The phenomenon quickly spread to nearby provinces, including Quang Tri, Quang Binh, and Thua Thien - Hue.
Nearly three months later on June 30, top executives from the Taiwanese firm admitted to wrongdoings on their part which had led to toxic wastewater from the steel plant being dumped directly into Vietnam’s ocean, killing fish and marine life in the area.
The man-made disaster resulted in stagnant fishing activities and tourism industries of the four affected Vietnamese provinces, the economies of which relied heavily on their long coastline for fishing and beautiful beaches to attract tourists.
Drawing inspiration from the incident, the Hanoi-based Scientific Union for Sustainable Tourism Development (STDe) on Saturday held a conference on ‘Awakening Central Vietnam’s Sea Tourism with a Breakthrough Creative Mindset’ to offer solutions for tourism industries in the region.
The union is known for previously offering tourism products that are inspired by natural disasters such as storm, flood, and rain.
At the conference, STDe introduced their latest idea, the ‘Formosa tour package’, which they said would take tourists on a trip through the provinces of Ha Tinh, Quang Binh, Quang Tri, and Thua Thien – Hue to explore the legend of the fish-steel love story.
The first stop of the trip is Vung Ang Economic Zone in Ha Tinh, where tourists will witness the birth of the saga between fish and steel, as well as their harmonious coexistence through such activities as fish-steel motor racing, fish-steel coffee tasting, spending a night inside a giant fish-shaped steel hotel, and visiting a museum displaying fish-steel artworks.
A Wooden Fish fishing village, the hometown of a fictional little Miss Wooden Fish, will be the theme of the trip’s second stop in Quang Binh Province. At the village, tourists will explore the ancestors, origin, and legends of the Wooden Fish species, have lunch with Miss Wooden Fish, and learn to carve their own wooden fish.
At their third stop in Quang Tri, tourists will visit the ‘How the Steel Was Tempered’ resort where Miss Fish and the fictional Mister Steel reunite and try to conquer the Dragon’s Gate. The resort will also feature three theme parks, fish-sand, fish-wind, and fish-sun.
The popular Lang Co Beach in Hue City will be the last stop of the trip, where fish-steel is reborn and transforms into a dragon.

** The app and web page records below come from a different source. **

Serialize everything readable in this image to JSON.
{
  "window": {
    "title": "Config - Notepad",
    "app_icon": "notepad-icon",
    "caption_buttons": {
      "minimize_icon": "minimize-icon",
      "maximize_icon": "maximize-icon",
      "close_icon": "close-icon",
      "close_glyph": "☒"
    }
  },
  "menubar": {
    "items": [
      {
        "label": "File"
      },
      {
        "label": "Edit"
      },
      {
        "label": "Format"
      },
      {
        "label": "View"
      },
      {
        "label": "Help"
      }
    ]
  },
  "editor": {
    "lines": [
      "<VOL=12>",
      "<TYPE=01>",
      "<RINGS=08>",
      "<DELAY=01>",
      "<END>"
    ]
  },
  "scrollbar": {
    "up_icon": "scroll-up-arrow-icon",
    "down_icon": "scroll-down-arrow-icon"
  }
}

Tourists will engage in outdoor activities before watching a waterworks performance to conclude the night.
“The legend of fish-steel tells a story about a species of fish that knows not only how to swim but also how to fly, because it had given up its old habits and adjusted itself to adapt to the new conditions and environment,” STDe Chairwoman Dr. Nguyen Thu Hanh explained at the conference.
“The legend of fish-steel, relived through the Formosa tour package, echoes the story of locals in central Vietnam who are full of the will and wisdom to overcome any obstacle in their lives and perfect themselves,” Hanh added.

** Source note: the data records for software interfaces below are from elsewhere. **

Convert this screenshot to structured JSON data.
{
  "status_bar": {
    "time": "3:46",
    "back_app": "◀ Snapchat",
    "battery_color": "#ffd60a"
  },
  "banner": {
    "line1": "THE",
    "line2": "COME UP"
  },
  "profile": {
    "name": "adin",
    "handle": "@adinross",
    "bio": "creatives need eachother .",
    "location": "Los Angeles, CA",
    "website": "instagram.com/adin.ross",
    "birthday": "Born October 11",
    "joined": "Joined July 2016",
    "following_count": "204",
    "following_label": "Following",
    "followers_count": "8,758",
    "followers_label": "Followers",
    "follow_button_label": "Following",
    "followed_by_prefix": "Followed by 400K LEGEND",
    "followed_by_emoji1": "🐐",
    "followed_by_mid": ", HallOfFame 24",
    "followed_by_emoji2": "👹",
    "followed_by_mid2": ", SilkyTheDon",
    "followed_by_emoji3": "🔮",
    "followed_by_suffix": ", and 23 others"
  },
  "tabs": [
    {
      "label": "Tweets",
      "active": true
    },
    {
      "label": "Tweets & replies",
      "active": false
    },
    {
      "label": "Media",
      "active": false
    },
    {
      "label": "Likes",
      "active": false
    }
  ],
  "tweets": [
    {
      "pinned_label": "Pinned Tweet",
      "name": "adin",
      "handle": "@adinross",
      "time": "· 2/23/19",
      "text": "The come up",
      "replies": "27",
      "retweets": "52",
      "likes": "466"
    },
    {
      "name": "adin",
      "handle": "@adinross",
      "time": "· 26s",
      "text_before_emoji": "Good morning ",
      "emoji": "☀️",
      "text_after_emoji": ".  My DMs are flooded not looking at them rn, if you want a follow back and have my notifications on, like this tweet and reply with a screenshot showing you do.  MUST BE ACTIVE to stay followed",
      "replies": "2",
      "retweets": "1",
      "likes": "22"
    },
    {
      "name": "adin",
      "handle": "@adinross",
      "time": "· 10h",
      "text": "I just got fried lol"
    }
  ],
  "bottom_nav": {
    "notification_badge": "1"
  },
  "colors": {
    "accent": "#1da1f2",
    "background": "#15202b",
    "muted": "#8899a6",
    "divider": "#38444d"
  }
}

The idea, however, was instantly met with skepticism and criticism from authorities and experts, who found the tour an offensive rendition of a national disaster.
“They copied the idea of operating tours to disaster-stricken areas from Japan and other countries, but failed to realize that the disasters in those countries were either unintentional or natural, and the consequences of which have been resolved,” economic expert Pham Chi Lan told local newswire Dan Tri.

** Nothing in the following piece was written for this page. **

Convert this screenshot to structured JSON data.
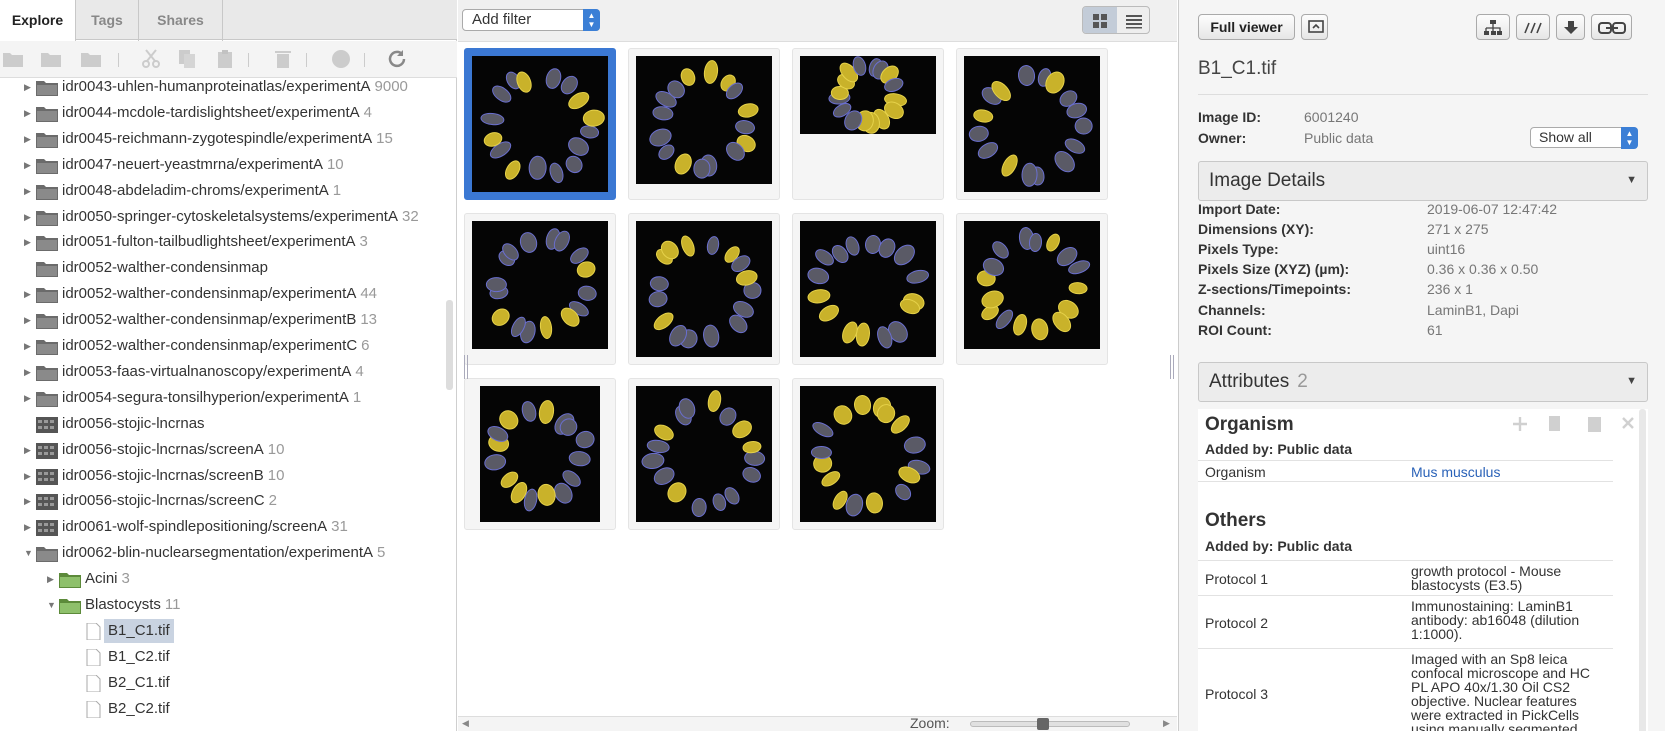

“I understand that they are using the business mindset to find opportunities amidst a crisis, but this is simply not the appropriate time for it since Formosa hasn’t fulfilled their responsibility and commitment [to compensate for the damage],” Lan said.
Meanwhile, Deputy Director of the Ha Tinh Department of Culture, Sports and Tourism Le Tran Sang told the Tri Thuc Tre online newspaper that the plan makes use of a “delicate” subject that needs further serious consideration.
“[The tour] is only in its conception stage without any specifics. We also suggested at the conference that there must be adjustments to the idea, as it is currently not so appropriate for implementation,” Sang was quoted by Tri Thuc Tre as saying.